31st Sunday in Ordinary Time (Year B, RCL)
22 results found.
When my arm is stretched out and blood is trickling out of me, I find myself thinking of Jesus.
What preacher does not like to gnaw a theological bone?
The story of two grieving and economically insecure women is the hinge of the entire covenant history.
Reading and preaching Hebrews without supersessionism
How can we live together as God’s people, people who flow with God’s eternal life?
This time of year, our inner landscapes can seem as bleak as the outer ones.
In his response to John, Jesus speaks of hope in the present tense.
The roller coaster, the marathon, and the deep end
by Amy Ziettlow
Facebook tells me I have 633 friends. Sirach tells me how few of those are faithful friends.
Being religious is not about following rules. It's more like dancing.
It's easy to love Mr. C. It's not as easy to love Mrs. M., and it’s stone-cold not easy to love that guy down the street.
by Brian Doyle
How can Paul navigate the choppy waters of a pagan environment, with its idols and temples? The obvious place to start is the Shema.
Sunday, September 26, 2010: Jeremiah 32:1-3a, 6-15; Amos 6:1a, 4-7; Psalm 91:1-6, 14-16; 1 Timothy 6:6-19; Luke 16:19-31
Security and risk are nothing new. Today's biblical texts deal not with stocks and bonds exactly, but with living in the real circumstances of a difficult and uncertain world while also accepting the possibility of good, of help and support, comfort and security.
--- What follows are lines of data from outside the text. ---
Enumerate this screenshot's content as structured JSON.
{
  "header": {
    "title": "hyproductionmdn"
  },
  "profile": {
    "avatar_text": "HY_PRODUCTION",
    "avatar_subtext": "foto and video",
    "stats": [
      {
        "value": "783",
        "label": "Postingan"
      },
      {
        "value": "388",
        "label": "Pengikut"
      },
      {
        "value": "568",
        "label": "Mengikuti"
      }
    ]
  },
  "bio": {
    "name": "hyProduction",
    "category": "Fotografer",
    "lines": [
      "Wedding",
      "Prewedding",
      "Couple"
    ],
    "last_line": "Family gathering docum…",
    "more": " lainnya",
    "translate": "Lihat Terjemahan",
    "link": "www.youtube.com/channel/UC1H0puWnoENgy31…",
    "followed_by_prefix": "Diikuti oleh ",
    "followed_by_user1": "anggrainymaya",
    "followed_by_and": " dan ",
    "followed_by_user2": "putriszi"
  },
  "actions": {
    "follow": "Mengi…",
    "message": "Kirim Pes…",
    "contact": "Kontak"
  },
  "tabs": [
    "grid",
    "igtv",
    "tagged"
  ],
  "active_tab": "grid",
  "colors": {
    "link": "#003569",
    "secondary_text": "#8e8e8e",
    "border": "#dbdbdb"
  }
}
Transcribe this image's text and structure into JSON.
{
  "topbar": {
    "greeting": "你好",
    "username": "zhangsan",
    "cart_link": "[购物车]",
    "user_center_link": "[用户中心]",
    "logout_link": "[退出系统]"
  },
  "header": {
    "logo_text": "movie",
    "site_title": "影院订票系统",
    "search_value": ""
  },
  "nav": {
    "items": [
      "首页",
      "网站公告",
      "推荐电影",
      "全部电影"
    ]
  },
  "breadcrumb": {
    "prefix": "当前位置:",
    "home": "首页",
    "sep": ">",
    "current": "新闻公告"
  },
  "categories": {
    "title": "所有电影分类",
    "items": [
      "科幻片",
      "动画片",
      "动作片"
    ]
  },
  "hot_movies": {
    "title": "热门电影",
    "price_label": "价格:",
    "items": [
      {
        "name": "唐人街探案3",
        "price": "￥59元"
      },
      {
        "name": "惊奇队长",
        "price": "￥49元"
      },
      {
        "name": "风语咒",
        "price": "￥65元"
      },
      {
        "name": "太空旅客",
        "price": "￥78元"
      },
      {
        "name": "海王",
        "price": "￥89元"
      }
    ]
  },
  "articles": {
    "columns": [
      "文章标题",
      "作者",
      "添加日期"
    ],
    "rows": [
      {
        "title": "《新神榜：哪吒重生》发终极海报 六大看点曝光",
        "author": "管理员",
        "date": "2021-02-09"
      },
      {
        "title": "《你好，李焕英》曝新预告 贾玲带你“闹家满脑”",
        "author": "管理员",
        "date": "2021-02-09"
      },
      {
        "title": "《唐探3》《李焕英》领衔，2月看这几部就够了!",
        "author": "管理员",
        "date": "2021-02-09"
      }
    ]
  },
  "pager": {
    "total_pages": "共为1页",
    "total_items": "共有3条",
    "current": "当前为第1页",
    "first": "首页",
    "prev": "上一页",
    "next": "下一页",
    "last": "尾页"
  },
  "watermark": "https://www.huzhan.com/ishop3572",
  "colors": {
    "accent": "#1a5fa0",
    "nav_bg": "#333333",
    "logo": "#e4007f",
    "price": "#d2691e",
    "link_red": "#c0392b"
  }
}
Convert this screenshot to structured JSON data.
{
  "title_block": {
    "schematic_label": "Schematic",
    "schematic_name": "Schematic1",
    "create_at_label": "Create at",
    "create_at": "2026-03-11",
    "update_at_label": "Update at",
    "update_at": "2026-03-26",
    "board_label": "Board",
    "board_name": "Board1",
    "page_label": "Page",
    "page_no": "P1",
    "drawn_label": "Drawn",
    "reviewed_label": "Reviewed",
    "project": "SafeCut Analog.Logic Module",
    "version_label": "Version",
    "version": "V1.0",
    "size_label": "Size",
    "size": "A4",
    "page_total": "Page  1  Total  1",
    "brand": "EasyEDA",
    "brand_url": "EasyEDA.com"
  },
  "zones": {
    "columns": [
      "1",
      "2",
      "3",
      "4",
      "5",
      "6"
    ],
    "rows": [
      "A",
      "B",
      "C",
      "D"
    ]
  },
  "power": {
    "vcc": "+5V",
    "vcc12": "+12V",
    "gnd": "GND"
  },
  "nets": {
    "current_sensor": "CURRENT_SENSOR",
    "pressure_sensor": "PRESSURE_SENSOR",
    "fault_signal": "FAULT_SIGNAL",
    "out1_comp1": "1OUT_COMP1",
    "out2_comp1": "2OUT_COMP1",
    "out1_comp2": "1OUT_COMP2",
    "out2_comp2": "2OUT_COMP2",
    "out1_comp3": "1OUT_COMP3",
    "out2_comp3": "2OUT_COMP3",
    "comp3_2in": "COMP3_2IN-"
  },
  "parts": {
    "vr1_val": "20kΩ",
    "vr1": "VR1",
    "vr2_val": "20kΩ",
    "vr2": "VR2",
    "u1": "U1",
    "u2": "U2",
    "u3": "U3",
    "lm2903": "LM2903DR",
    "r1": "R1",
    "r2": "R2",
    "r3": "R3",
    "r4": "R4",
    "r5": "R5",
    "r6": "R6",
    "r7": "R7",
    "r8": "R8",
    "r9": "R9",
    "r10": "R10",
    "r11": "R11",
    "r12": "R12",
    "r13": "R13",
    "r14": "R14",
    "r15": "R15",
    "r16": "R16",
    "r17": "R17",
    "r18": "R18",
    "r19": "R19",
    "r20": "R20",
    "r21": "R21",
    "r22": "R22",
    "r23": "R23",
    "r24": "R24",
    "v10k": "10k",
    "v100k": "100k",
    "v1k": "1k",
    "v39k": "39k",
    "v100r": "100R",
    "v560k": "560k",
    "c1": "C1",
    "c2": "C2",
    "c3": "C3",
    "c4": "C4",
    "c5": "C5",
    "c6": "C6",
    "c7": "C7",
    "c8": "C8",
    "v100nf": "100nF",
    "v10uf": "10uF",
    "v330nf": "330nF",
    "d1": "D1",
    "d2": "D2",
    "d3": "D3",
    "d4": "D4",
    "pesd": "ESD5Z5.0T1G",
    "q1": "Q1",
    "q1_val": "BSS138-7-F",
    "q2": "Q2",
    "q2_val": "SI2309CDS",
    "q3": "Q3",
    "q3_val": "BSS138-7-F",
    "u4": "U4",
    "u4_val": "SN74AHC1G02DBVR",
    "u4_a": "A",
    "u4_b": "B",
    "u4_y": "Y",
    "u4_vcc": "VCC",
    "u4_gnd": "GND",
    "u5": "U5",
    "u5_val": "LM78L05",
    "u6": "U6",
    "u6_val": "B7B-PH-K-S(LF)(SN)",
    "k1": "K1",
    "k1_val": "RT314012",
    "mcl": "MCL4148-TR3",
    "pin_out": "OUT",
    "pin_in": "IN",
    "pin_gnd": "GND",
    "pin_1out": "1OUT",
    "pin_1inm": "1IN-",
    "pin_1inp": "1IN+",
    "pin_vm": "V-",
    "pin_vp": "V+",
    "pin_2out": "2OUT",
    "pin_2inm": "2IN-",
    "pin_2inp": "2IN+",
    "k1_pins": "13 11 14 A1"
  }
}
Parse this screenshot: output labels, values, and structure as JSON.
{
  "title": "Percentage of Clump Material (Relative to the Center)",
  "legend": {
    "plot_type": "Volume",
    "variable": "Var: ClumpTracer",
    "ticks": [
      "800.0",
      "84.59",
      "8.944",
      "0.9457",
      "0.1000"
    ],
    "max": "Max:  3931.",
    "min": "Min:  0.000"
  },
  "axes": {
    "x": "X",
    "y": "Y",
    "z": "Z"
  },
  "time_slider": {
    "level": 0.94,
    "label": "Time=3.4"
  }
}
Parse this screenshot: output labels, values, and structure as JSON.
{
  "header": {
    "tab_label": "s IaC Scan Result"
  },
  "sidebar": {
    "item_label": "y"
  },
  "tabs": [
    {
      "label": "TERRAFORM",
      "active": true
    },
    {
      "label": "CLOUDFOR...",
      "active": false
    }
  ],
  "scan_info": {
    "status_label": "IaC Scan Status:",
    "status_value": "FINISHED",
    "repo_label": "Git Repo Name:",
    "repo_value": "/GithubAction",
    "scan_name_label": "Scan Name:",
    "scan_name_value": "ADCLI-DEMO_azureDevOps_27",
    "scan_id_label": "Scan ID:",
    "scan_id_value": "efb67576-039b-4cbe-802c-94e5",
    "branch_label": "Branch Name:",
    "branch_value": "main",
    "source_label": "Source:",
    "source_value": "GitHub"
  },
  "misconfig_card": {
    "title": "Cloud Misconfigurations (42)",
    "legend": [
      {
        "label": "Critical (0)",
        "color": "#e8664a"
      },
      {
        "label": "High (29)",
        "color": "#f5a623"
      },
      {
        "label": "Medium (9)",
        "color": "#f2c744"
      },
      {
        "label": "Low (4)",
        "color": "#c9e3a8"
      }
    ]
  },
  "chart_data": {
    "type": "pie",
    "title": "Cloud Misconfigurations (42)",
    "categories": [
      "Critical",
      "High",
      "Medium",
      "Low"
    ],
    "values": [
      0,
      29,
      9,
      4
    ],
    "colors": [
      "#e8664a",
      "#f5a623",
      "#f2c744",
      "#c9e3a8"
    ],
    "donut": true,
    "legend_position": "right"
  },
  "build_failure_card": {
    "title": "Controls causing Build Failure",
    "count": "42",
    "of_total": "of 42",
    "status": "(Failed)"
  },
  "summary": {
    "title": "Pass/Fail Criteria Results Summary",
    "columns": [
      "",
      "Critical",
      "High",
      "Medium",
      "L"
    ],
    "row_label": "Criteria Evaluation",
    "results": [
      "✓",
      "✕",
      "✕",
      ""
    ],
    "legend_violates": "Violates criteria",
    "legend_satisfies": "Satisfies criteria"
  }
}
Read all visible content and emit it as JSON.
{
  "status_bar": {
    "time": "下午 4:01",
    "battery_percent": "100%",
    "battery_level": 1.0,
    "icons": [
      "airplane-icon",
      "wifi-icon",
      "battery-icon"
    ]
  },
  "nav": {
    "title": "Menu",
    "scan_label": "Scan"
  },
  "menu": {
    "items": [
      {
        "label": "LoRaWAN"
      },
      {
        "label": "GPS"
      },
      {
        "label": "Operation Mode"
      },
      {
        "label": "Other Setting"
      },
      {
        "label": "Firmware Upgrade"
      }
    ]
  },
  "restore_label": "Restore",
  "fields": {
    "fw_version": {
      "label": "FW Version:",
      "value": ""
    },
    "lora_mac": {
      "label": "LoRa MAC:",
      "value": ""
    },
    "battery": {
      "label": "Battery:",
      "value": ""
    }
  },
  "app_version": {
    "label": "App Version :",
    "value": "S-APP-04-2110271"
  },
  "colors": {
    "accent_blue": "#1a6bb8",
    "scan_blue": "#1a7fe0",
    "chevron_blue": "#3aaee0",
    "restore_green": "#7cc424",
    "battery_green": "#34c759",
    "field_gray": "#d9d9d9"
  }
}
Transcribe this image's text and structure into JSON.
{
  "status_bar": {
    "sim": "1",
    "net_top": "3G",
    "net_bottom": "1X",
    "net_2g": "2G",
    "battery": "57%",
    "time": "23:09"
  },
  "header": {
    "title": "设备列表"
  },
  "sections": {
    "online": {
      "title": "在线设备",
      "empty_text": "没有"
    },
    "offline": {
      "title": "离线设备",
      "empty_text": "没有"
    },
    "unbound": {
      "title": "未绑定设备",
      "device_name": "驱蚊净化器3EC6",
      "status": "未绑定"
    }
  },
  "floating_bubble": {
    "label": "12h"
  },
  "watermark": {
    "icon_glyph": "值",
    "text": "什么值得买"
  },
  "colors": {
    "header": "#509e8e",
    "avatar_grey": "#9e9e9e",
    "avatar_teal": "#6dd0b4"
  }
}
I read this week’s lectionary passages last summer in the Urubamba Valley in my native Peru, and in my native Spanish: “Pero Cristo ya vino, y ahora el es el Sumo sacerdote . . .” At first I resisted the Hebrews passage, as I prefer Jesus’ concrete teachings to more abstract theological concepts. So, while leading a tour group across the Andes, I turned to Mark: “And man must love God with all his heart and with all his mind and with all his strength; and he must love his neighbor as he loves himself.”